▶ _Assigned task_:
Scan the records for the string "screenshot", then copy each line that has it.
*** Begin section ***
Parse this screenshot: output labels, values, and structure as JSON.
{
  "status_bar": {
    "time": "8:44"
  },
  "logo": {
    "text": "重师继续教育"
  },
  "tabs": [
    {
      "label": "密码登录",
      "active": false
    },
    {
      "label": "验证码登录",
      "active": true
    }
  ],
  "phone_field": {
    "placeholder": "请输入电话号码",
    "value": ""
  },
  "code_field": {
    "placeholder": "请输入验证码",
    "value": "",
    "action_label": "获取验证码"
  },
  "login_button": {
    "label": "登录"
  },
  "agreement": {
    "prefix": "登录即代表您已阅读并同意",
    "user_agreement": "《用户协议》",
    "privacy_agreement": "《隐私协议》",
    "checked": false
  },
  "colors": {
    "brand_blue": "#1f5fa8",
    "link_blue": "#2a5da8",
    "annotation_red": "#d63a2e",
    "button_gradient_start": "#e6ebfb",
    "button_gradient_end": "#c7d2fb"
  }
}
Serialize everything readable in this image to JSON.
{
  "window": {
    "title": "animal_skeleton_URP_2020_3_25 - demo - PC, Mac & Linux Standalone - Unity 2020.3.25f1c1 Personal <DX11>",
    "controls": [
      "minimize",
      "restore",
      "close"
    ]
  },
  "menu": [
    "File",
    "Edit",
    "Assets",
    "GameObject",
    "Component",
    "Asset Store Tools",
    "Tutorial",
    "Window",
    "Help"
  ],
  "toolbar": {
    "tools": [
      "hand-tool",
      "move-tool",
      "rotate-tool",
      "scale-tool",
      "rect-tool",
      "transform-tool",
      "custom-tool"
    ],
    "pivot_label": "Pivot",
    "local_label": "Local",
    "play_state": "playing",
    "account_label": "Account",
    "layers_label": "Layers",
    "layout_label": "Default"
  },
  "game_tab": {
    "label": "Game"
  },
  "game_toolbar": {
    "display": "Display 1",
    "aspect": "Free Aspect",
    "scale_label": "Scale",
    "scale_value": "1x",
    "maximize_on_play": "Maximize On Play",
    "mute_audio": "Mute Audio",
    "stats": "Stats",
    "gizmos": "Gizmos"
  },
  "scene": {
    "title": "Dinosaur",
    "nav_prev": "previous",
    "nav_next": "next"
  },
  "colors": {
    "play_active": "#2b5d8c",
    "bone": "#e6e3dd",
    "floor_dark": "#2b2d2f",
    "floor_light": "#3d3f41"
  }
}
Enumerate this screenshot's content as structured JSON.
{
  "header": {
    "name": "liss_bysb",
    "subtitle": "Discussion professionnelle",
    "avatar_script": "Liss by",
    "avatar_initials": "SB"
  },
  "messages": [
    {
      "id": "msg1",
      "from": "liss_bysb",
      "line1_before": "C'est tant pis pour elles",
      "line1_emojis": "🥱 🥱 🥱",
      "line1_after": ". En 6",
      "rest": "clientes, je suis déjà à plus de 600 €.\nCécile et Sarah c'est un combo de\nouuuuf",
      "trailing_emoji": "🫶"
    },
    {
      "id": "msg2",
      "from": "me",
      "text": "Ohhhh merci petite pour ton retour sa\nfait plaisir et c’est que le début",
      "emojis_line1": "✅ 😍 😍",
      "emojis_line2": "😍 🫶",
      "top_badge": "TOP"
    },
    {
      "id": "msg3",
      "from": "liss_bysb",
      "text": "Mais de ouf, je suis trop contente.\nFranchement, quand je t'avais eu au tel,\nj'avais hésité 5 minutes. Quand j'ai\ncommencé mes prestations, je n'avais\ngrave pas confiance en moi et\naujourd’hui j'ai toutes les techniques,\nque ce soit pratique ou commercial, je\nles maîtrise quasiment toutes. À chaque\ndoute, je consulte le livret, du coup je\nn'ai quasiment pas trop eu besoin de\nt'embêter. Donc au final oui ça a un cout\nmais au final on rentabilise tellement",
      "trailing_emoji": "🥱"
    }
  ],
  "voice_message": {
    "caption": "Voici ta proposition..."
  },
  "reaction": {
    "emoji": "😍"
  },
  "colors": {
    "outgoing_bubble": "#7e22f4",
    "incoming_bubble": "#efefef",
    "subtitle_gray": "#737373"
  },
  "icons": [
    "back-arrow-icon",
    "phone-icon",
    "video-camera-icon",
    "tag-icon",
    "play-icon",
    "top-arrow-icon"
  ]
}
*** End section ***
▶ _Exercise answer_:
Parse this screenshot: output labels, values, and structure as JSON.
Enumerate this screenshot's content as structured JSON.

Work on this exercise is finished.